Many times I’ve been asked to create ‘soundproof’ rooms or offices for the sake of confidentiality. I learned some time ago that unless you want to be in a concrete bunker this is not necessarily the right approach. The best place to have a conversation where no one else can hear you is the noisiest place you can find. In a quiet office or domestic environment sound travels, so the best solution is distraction. The irritating noises made by computers and fridges humming away are easily dealt with by providing more pleasing ambient sounds alongside them. In our office, it’s music. Turn it off and the humming machines and other’s conversations would be too distracting.
It is undeniable that sound is essential in completing our experience as humans. Try watching a horror film with the volume at zero and it becomes a silent comedy. As designers, aural quality is not that difficult to control, but it takes an intuitive understanding of how sounds bounce off surfaces and what we might like to hear in the background.
Running water is a musical instrument in itself. It can sound like anything from someone weeing into a bucket (bad) or a babbling brook in the woods (good).
Water features in design can create an amazing ambience, but be careful because if you get it wrong it could go very badly

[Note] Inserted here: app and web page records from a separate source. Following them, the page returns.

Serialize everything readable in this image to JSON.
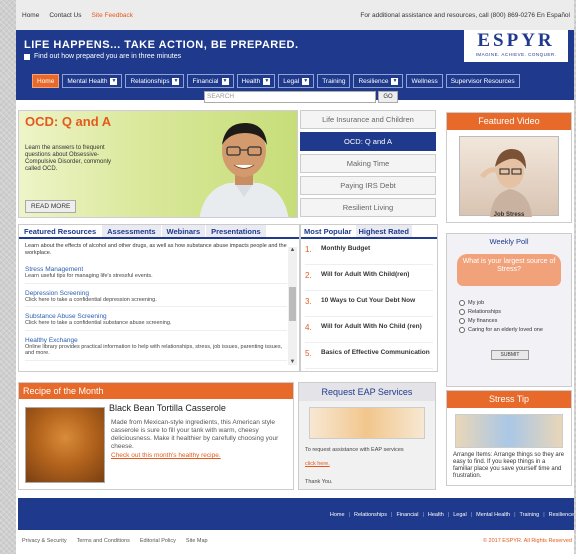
{
  "topbar": {
    "links": [
      "Home",
      "Contact Us",
      "Site Feedback"
    ],
    "assist": "For additional assistance and resources, call (800) 869-0276     En Español"
  },
  "header": {
    "tagline": "LIFE HAPPENS... TAKE ACTION, BE PREPARED.",
    "subline": "Find out how prepared you are in three minutes",
    "logo_name": "ESPYR",
    "logo_tagline": "IMAGINE. ACHIEVE. CONQUER."
  },
  "nav": {
    "items": [
      {
        "label": "Home",
        "dd": false
      },
      {
        "label": "Mental Health",
        "dd": true
      },
      {
        "label": "Relationships",
        "dd": true
      },
      {
        "label": "Financial",
        "dd": true
      },
      {
        "label": "Health",
        "dd": true
      },
      {
        "label": "Legal",
        "dd": true
      },
      {
        "label": "Training",
        "dd": false
      },
      {
        "label": "Resilience",
        "dd": true
      },
      {
        "label": "Wellness",
        "dd": false
      },
      {
        "label": "Supervisor Resources",
        "dd": false
      }
    ]
  },
  "search": {
    "placeholder": "SEARCH",
    "go": "GO"
  },
  "hero": {
    "title": "OCD: Q and A",
    "desc": "Learn the answers to frequent questions about Obsessive-Compulsive Disorder, commonly called OCD.",
    "more": "READ MORE",
    "menu": [
      "Life Insurance and Children",
      "OCD: Q and A",
      "Making Time",
      "Paying IRS Debt",
      "Resilient Living"
    ]
  },
  "featured": {
    "tabs": [
      "Featured Resources",
      "Assessments",
      "Webinars",
      "Presentations"
    ],
    "intro": "Learn about the effects of alcohol and other drugs, as well as how substance abuse impacts people and the workplace.",
    "items": [
      {
        "h": "Stress Management",
        "d": "Learn useful tips for managing life's stressful events."
      },
      {
        "h": "Depression Screening",
        "d": "Click here to take a confidential depression screening."
      },
      {
        "h": "Substance Abuse Screening",
        "d": "Click here to take a confidential substance abuse screening."
      },
      {
        "h": "Healthy Exchange",
        "d": "Online library provides practical information to help with relationships, stress, job issues, parenting issues, and more."
      }
    ]
  },
  "popular": {
    "tabs": [
      "Most Popular",
      "Highest Rated"
    ],
    "items": [
      {
        "n": "1.",
        "t": "Monthly Budget"
      },
      {
        "n": "2.",
        "t": "Will for Adult With Child(ren)"
      },
      {
        "n": "3.",
        "t": "10 Ways to Cut Your Debt Now"
      },
      {
        "n": "4.",
        "t": "Will for Adult With No Child (ren)"
      },
      {
        "n": "5.",
        "t": "Basics of Effective Communication"
      }
    ]
  },
  "video": {
    "title": "Featured Video",
    "label": "Job Stress"
  },
  "poll": {
    "title": "Weekly Poll",
    "question": "What is your largest source of Stress?",
    "options": [
      "My job",
      "Relationships",
      "My finances",
      "Caring for an elderly loved one"
    ],
    "submit": "SUBMIT"
  },
  "recipe": {
    "header": "Recipe of the Month",
    "title": "Black Bean Tortilla Casserole",
    "desc": "Made from Mexican-style ingredients, this American style casserole is sure to fill your tank with warm, cheesy deliciousness. Make it healthier by carefully choosing your cheese.",
    "link": "Check out this month's healthy recipe."
  },
  "eap": {
    "header": "Request EAP Services",
    "text": "To request assistance with EAP services",
    "link": "click here.",
    "thanks": "Thank You."
  },
  "tip": {
    "header": "Stress Tip",
    "text": "Arrange Items: Arrange things so they are easy to find. If you keep things in a familiar place you save yourself time and frustration."
  },
  "footer": {
    "links": [
      "Home",
      "Relationships",
      "Financial",
      "Health",
      "Legal",
      "Mental Health",
      "Training",
      "Resilience"
    ]
  },
  "bottom": {
    "links": [
      "Privacy & Security",
      "Terms and Conditions",
      "Editorial Policy",
      "Site Map"
    ],
    "copyright": "© 2017 ESPYR. All Rights Reserved"
  }
}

We are currently working on a new library for a school in Oxford. In a silent environment, the smallest noise can be an irritating distraction, different activities may be taking place in adjoining spaces, and quiet conversations can be heard by all, so how is this best dealt with? Although the project is already under construction, there is still time to experiment and to see how inspiring, ambient sounds may improve the teaching and learning environment for the benefit of all. The sounds of nature are the starting point and the research continues.
Around the world there are a number of acoustic research facilities called anechoic chambers. Latin for ‘without echo’, anechoic chambers have thick walls that prevent sound from getting in or out, and sounds generated from within are completely absorbed by walls, floor and ceiling. The experience of being in such an environment is reported as being disturbing. Alone and in the dark, the only sounds generated from within get lost and never bounce back. The brain then makes things worse by compensating and becoming hypersensitive. Accounts from those mad enough to go there describe the overwhelming noises coming from within their own bodies. Air rushing through air ways, blood surging through blood vessels and a total loss of orientation and balance. A horror story well worth avoiding.
Each and every domestic environment is different. In some there may be traffic noise that needs masking, or in others the silence may need enhancing. Designers must ensure that yet another invisible sensory consideration is taken seriously. The texture of surfaces and the control of ambient sounds play a huge part in the puzzle of our complete human experience and enjoyment.
Related Artticles: Architecture and the Senses: Touch